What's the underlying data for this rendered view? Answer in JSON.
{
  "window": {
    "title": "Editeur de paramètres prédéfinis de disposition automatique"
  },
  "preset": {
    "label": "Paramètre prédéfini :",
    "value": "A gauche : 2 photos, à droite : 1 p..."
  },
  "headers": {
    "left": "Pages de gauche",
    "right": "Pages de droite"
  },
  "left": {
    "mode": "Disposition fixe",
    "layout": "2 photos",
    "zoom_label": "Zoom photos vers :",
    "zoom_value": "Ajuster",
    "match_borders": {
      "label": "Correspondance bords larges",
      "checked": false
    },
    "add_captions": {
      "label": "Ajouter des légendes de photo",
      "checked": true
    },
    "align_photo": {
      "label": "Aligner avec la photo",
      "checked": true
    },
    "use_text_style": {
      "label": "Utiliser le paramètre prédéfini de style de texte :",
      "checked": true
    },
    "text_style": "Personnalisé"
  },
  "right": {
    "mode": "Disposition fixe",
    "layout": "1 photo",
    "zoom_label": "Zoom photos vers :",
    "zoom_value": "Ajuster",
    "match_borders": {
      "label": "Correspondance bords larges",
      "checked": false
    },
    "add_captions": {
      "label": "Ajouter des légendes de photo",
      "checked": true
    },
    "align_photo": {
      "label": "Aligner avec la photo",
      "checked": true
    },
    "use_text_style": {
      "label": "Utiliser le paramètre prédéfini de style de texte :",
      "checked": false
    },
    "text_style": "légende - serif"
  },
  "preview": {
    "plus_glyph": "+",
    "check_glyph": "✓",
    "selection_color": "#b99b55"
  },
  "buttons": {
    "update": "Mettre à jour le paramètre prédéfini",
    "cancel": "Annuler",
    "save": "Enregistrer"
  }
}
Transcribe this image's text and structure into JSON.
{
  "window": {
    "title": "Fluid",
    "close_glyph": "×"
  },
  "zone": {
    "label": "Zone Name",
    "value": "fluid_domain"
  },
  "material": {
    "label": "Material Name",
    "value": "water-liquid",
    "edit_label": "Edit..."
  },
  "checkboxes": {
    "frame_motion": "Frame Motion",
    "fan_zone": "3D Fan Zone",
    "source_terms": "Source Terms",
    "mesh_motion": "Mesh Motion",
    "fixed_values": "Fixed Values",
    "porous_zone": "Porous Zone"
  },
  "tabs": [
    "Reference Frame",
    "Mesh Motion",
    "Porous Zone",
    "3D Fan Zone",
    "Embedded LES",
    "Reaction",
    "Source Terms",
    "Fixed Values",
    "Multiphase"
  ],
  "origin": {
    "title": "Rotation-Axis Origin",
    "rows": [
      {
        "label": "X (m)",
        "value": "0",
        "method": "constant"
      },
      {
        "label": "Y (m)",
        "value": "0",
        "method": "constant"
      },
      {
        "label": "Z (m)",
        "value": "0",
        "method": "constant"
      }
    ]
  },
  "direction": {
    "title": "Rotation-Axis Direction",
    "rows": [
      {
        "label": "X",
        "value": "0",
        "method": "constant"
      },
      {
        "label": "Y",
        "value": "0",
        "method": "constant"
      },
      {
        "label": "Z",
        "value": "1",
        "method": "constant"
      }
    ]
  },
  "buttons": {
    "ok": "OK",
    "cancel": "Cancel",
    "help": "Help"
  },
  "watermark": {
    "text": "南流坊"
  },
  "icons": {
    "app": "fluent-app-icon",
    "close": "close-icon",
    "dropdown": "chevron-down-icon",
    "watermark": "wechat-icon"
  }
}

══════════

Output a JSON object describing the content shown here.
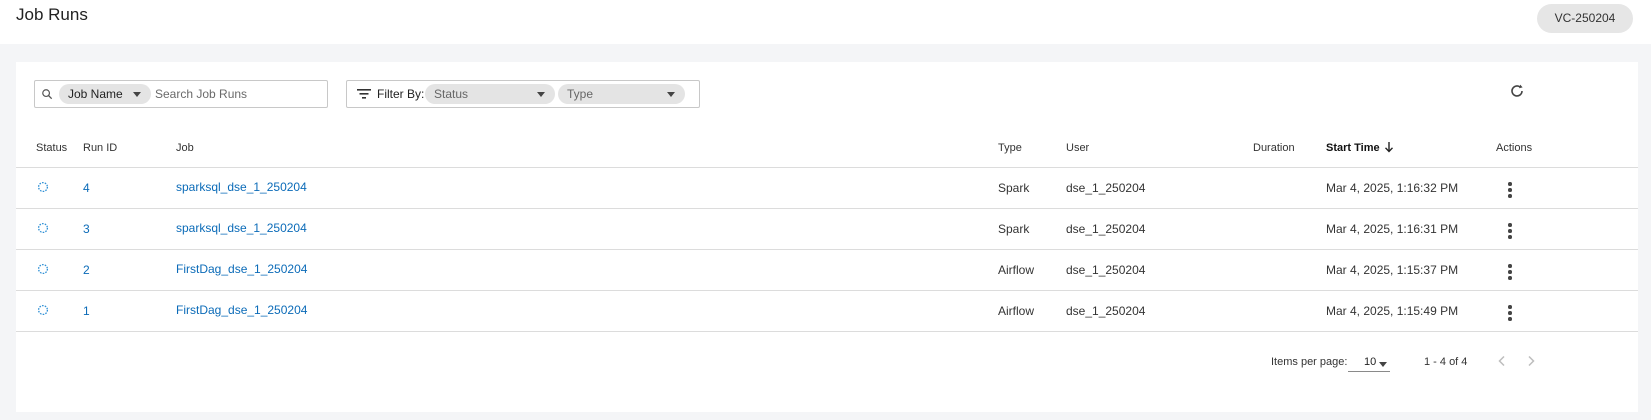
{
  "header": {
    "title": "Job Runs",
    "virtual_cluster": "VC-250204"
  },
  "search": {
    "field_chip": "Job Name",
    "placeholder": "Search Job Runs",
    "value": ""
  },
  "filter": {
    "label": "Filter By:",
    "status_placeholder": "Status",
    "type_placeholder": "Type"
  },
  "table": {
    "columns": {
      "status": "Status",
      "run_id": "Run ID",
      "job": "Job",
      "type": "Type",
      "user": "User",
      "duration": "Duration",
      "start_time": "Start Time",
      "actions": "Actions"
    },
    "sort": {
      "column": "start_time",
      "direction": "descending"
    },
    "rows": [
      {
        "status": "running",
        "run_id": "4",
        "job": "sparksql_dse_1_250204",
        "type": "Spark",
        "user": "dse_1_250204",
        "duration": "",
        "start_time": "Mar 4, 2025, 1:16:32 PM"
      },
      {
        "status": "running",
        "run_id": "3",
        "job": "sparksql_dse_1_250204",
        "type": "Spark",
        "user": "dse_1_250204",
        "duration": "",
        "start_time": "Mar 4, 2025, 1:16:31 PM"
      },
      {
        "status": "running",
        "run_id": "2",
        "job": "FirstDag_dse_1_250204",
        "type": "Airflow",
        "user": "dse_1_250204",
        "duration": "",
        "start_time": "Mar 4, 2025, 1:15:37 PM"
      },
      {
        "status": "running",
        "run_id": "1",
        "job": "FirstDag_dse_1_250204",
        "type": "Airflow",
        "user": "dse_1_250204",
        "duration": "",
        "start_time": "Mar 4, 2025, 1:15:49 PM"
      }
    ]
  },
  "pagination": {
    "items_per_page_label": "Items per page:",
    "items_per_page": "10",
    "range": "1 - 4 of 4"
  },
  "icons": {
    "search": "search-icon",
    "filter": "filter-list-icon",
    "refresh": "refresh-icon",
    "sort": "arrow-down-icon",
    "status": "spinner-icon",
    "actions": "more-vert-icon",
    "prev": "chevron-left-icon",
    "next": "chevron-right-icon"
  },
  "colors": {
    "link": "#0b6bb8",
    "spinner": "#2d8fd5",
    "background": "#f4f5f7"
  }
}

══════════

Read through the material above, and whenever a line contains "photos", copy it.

RESPONSE FOR THIS EXERCISE
    "value": "A gauche : 2 photos, à droite : 1 p..."
    "layout": "2 photos",
    "zoom_label": "Zoom photos vers :",
    "zoom_label": "Zoom photos vers :",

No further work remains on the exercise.